Choose one portion of each food being paired. For example, combine 1/2 cup of rice with 1/4 cup of beans, 1 tablespoon of peanut butter with one slice of whole-grain bread, one veggie burger with a whole-grain bun, 1/2 cup of oatmeal with 1.5 tablespoons of nuts, or 2 tablespoons of hummus with one small whole-grain tortilla.

Grains Plus Legumes

Combining grains and legumes provides a complete source of protein. Examples of such pairings include:

  • Rice and beans
  • Veggie burger on whole-grain bun
  • Bean burrito
  • Lentil or split pea soup with whole-grain crackers
  • Hummus on pita bread

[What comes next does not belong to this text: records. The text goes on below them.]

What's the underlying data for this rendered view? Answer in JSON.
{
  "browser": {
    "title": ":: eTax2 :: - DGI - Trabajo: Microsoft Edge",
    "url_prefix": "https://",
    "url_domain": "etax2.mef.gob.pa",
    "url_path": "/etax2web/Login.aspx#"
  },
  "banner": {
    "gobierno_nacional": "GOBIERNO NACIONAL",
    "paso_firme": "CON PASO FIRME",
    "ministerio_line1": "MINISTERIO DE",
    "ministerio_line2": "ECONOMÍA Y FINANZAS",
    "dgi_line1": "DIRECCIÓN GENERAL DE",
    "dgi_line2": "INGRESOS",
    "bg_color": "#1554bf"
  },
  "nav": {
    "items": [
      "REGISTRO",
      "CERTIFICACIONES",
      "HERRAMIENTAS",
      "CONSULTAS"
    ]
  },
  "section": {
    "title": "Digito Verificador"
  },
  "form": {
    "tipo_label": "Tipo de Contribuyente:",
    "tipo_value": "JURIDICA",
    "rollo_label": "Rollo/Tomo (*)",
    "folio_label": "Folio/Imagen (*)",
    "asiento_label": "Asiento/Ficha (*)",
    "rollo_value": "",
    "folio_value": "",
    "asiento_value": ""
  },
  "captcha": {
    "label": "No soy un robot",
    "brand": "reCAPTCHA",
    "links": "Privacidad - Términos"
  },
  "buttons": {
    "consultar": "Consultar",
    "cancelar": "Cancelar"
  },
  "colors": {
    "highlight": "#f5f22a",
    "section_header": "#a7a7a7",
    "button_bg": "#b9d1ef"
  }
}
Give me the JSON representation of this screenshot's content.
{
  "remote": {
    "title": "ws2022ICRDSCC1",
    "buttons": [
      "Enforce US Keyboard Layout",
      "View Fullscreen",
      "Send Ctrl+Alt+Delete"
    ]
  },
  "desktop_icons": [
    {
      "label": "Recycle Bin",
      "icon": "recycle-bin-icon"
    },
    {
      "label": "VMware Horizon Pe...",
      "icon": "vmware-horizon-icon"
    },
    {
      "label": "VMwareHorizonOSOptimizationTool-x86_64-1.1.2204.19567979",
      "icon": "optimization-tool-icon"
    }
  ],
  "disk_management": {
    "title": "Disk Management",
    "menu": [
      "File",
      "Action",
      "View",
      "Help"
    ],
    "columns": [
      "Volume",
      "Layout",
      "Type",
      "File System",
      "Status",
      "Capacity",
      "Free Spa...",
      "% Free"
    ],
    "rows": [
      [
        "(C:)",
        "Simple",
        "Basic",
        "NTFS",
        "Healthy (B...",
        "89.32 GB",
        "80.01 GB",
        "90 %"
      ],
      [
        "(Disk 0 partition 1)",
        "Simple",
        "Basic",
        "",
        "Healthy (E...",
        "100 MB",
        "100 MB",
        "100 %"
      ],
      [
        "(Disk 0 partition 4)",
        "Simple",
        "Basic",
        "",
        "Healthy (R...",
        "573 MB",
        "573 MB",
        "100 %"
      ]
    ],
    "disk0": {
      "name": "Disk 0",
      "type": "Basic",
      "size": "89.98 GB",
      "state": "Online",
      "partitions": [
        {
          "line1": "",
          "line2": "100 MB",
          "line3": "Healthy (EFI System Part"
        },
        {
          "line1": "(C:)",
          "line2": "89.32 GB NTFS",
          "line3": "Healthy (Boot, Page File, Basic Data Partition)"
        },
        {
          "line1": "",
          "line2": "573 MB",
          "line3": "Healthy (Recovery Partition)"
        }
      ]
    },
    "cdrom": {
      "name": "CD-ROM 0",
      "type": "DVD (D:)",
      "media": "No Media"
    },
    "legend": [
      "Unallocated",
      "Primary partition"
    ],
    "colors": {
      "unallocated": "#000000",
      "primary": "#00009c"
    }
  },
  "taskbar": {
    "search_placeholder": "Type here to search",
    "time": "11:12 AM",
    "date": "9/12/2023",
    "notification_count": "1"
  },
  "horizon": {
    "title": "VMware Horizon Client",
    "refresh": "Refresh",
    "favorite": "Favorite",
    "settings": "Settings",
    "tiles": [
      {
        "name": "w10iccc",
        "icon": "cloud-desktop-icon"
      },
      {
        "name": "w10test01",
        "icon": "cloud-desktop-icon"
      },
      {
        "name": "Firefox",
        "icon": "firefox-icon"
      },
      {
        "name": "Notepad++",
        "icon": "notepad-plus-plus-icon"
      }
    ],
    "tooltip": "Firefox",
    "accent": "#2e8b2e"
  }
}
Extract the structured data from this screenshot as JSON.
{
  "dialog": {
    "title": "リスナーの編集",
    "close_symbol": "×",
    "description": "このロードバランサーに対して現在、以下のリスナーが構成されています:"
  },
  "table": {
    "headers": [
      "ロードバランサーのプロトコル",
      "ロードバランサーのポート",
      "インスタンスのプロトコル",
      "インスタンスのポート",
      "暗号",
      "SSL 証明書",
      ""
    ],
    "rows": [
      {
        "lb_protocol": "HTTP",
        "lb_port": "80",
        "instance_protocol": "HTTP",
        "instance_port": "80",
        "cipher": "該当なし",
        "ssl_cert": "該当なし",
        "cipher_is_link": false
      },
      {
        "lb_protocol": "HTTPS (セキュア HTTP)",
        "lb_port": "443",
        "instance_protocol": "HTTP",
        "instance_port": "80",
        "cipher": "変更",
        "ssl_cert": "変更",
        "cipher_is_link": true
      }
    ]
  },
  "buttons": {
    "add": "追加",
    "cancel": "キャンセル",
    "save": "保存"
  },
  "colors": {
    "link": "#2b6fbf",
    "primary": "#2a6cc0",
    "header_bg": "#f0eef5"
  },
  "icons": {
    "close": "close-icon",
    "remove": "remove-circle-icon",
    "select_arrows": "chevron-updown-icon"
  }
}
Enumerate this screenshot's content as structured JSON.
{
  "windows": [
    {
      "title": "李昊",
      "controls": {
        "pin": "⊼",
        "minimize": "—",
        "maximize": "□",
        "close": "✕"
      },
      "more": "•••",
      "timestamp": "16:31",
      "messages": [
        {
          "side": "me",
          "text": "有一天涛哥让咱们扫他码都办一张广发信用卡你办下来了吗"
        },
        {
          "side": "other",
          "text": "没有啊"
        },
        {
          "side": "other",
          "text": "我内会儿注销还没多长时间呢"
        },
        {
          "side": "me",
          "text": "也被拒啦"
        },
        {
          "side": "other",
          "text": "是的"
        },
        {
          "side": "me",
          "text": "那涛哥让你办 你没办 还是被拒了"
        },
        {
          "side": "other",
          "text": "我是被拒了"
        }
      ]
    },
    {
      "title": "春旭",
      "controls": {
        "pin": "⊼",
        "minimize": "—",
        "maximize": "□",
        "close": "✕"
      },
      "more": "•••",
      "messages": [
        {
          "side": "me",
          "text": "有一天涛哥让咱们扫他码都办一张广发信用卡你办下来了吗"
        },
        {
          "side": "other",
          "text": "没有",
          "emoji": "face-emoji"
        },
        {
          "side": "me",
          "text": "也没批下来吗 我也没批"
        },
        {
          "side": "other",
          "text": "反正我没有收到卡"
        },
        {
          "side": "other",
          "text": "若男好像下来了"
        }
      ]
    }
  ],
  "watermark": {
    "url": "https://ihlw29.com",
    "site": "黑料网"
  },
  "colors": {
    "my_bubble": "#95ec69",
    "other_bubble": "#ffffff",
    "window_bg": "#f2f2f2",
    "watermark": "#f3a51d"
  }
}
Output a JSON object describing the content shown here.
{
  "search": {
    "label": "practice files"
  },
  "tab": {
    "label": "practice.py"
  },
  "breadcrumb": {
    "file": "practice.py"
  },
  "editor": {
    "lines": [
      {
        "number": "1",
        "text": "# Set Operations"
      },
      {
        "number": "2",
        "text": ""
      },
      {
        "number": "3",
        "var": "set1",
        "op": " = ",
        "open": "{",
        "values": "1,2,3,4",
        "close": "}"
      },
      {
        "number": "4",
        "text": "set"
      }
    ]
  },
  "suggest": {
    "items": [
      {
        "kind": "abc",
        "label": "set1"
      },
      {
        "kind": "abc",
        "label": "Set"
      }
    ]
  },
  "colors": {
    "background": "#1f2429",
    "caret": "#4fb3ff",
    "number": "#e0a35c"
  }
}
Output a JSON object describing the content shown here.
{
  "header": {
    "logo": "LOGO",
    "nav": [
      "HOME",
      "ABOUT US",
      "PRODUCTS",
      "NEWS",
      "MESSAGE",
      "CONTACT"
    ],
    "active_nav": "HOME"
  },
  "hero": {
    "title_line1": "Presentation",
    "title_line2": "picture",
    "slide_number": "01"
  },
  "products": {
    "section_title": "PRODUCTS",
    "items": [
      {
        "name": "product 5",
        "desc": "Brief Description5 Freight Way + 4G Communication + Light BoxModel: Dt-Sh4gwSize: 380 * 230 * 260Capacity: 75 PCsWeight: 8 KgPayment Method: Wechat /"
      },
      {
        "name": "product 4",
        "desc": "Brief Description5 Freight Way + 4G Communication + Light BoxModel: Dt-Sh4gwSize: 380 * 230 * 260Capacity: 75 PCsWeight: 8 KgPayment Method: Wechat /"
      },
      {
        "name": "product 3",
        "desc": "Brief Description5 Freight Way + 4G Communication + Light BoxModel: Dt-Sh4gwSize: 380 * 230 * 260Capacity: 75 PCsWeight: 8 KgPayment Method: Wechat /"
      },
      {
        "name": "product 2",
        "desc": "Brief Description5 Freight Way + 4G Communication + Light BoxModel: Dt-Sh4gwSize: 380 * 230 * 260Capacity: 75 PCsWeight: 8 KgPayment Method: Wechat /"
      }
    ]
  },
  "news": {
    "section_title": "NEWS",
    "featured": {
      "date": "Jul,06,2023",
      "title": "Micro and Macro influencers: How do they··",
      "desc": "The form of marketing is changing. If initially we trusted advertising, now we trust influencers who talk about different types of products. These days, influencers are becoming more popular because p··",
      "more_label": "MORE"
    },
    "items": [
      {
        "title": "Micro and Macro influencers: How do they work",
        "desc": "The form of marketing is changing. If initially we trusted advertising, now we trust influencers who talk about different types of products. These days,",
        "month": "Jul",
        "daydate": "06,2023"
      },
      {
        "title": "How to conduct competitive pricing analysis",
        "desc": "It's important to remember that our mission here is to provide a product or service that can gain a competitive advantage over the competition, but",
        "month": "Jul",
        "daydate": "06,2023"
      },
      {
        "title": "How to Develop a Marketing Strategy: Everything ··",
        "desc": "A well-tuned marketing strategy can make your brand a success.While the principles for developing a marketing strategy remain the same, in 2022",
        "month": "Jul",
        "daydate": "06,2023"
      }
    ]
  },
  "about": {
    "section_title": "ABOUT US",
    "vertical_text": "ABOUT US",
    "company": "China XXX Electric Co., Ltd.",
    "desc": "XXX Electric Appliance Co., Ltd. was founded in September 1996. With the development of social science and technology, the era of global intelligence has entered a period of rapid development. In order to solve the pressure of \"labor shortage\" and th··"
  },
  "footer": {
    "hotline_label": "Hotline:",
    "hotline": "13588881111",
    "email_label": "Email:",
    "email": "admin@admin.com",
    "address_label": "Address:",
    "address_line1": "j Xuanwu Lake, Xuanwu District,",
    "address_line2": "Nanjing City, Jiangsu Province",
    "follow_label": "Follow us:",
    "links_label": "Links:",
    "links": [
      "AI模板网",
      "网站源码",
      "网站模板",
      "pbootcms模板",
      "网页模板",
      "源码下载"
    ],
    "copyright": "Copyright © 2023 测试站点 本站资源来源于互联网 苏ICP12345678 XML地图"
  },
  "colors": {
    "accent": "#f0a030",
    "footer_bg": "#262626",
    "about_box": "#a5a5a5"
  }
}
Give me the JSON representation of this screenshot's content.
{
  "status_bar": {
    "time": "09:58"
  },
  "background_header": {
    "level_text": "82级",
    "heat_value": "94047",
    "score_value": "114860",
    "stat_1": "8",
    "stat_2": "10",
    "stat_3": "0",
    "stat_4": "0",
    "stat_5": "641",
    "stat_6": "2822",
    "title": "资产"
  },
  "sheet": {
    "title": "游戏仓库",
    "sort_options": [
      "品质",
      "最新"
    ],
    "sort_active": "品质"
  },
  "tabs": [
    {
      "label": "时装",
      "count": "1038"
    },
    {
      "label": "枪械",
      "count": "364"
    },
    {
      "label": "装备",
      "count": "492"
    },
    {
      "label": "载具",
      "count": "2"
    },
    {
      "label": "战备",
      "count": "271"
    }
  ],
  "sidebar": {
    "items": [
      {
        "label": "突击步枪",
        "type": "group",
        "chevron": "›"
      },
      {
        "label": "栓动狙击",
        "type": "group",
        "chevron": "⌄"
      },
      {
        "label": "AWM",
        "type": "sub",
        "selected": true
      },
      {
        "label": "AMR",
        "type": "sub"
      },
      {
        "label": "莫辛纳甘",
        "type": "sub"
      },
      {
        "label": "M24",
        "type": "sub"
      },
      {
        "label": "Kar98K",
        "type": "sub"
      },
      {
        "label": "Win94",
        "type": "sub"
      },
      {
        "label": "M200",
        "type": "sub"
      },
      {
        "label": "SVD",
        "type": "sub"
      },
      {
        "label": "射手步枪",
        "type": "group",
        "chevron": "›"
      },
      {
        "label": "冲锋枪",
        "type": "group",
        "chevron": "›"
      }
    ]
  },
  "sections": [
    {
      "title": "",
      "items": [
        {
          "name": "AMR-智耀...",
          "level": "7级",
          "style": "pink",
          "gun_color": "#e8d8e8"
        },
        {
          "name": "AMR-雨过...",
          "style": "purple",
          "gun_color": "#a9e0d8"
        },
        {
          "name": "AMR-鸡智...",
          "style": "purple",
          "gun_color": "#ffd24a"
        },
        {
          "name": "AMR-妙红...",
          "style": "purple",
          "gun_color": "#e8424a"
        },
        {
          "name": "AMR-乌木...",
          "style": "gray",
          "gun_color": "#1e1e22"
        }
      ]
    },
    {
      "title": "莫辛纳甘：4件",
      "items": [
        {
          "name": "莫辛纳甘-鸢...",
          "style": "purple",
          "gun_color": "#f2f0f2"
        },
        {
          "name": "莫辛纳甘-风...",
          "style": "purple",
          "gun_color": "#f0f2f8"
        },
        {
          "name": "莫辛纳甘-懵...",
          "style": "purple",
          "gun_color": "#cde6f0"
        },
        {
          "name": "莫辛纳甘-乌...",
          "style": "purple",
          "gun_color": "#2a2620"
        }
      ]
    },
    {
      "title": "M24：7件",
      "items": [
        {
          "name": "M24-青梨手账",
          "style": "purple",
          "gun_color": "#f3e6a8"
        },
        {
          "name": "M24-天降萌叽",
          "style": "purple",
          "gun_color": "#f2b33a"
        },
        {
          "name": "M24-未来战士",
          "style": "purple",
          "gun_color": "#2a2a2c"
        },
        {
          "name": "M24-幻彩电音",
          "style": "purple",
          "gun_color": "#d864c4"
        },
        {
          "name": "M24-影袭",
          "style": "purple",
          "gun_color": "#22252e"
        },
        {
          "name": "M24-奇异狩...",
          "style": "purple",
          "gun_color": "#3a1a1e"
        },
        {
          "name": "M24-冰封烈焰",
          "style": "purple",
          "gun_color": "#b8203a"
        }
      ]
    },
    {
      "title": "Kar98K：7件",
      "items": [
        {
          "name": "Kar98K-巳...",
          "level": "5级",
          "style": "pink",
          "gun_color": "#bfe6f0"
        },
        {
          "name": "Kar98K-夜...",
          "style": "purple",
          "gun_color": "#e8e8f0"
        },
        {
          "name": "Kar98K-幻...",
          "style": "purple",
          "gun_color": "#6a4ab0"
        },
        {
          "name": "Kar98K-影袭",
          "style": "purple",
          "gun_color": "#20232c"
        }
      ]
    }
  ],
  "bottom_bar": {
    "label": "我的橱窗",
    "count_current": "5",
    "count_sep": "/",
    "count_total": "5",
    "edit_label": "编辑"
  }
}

Grains Plus Nuts/Seeds

Grains plus nuts and/or seeds also pairs to make a complete protein. Combinations may include:

  • Nut butter on whole grain bread
  • Trail mix made with nuts and seeds plus whole-grain ready-to-eat breakfast cereal
  • Rice or couscous with almonds, peanuts, or cashews

Legumes Plus Nuts/Seeds

You can also combine nuts and/or seeds with legumes, such as:

  • Salad with dried beans or peas plus nuts or seeds
  • Rice with peas or beans plus nuts or seeds

Bottom Line

While getting plenty of protein is important when following a vegetarian diet, it's generally not a problem because numerous vegetarian protein-rich foods are available to choose from.

Eating Protein as a Vegetarian